ABOUT THIS TASK
Show, from the entries below, every line in which "сканеры" appears.

══ DATA FOR REVIEW

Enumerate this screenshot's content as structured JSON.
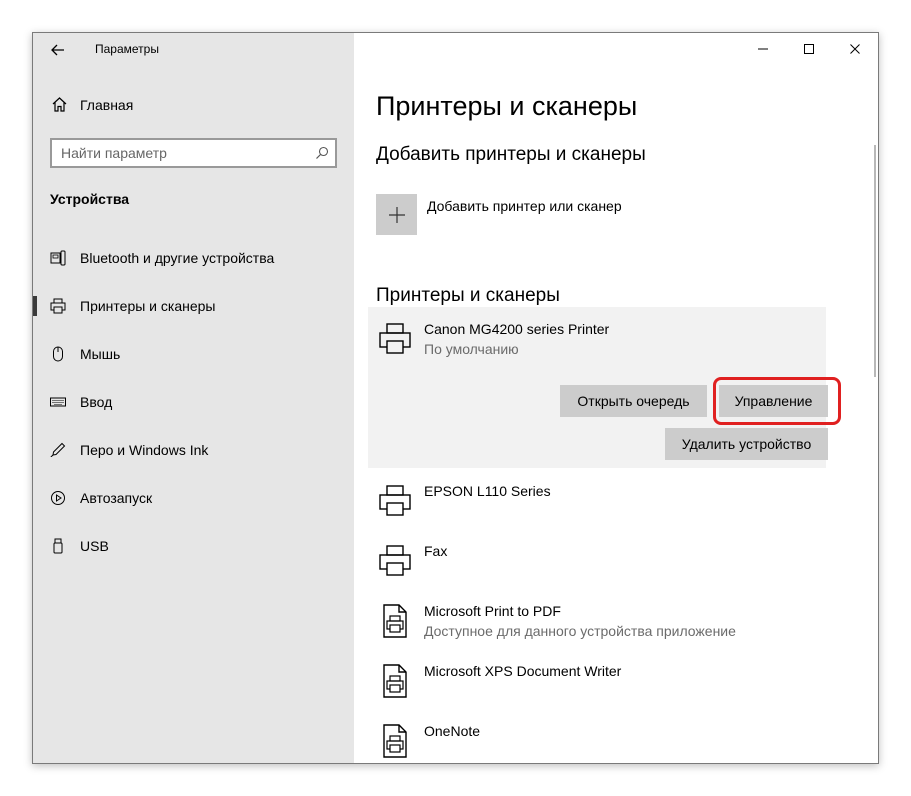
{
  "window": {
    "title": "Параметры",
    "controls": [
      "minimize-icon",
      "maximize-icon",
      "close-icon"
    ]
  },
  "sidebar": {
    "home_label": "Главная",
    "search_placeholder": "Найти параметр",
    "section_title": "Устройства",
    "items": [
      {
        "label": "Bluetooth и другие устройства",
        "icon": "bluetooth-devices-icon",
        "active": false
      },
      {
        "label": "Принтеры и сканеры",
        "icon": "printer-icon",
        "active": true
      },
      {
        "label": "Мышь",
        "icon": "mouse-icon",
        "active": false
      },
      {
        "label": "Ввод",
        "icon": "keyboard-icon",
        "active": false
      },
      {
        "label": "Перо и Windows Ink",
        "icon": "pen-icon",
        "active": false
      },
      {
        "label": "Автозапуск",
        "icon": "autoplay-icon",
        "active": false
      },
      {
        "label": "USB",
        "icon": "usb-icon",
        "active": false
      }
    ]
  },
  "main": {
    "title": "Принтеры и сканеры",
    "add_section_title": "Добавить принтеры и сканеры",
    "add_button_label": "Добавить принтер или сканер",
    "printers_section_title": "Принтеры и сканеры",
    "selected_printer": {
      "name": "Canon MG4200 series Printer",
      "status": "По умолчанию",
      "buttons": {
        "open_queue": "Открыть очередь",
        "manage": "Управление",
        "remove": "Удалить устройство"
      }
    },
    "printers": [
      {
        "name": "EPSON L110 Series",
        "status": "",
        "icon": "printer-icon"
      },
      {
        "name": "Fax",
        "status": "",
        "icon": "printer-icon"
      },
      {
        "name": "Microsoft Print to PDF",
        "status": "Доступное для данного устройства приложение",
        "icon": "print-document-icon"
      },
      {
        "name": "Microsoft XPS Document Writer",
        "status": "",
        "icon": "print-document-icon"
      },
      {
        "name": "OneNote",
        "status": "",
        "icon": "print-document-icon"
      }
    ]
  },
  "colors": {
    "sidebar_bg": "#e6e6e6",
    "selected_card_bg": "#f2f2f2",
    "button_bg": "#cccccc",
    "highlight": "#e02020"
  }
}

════

ANSWER TO THIS TASK
        "label": "Принтеры и сканеры",
    "title": "Принтеры и сканеры",
    "add_section_title": "Добавить принтеры и сканеры",
    "printers_section_title": "Принтеры и сканеры",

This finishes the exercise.